- WORK TASK -
From the data, return each line holding the word "closes".
[STUDY MATERIAL Boundary: Start]
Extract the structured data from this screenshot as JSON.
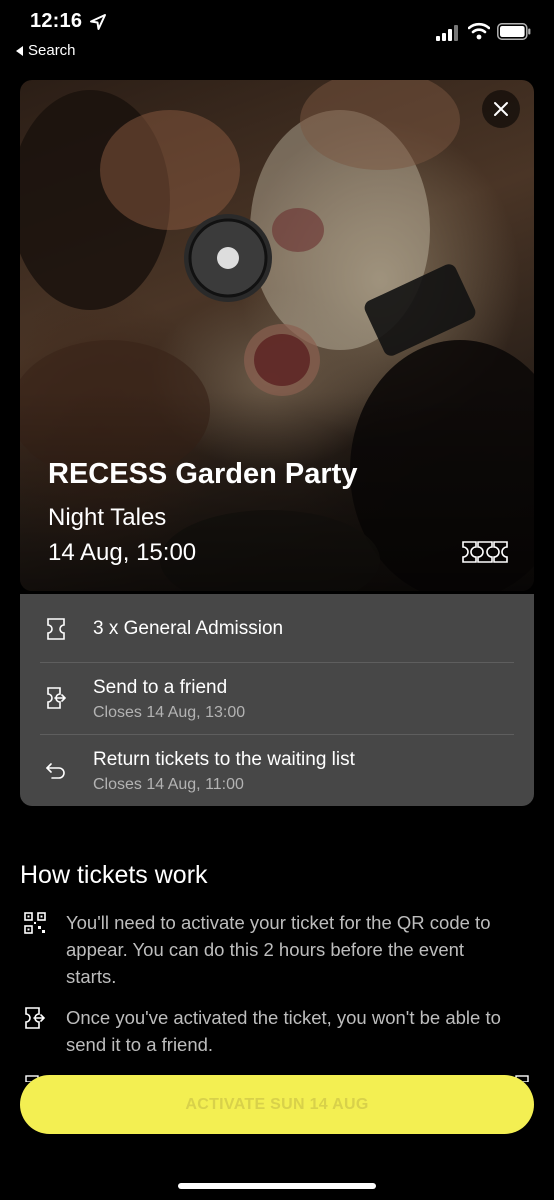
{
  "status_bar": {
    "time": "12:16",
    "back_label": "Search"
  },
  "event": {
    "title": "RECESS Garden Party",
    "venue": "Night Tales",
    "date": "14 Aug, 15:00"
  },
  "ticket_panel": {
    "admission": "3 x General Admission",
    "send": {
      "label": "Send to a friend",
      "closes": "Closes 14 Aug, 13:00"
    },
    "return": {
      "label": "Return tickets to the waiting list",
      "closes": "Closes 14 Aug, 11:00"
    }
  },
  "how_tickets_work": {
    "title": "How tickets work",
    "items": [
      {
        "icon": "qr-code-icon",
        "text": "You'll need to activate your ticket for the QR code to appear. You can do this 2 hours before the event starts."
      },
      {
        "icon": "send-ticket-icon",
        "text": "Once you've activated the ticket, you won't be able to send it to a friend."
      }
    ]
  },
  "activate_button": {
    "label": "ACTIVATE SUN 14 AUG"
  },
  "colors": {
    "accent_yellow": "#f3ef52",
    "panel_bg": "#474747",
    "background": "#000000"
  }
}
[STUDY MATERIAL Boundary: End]
- WRITTEN REPLY -
      "closes": "Closes 14 Aug, 13:00"
      "closes": "Closes 14 Aug, 11:00"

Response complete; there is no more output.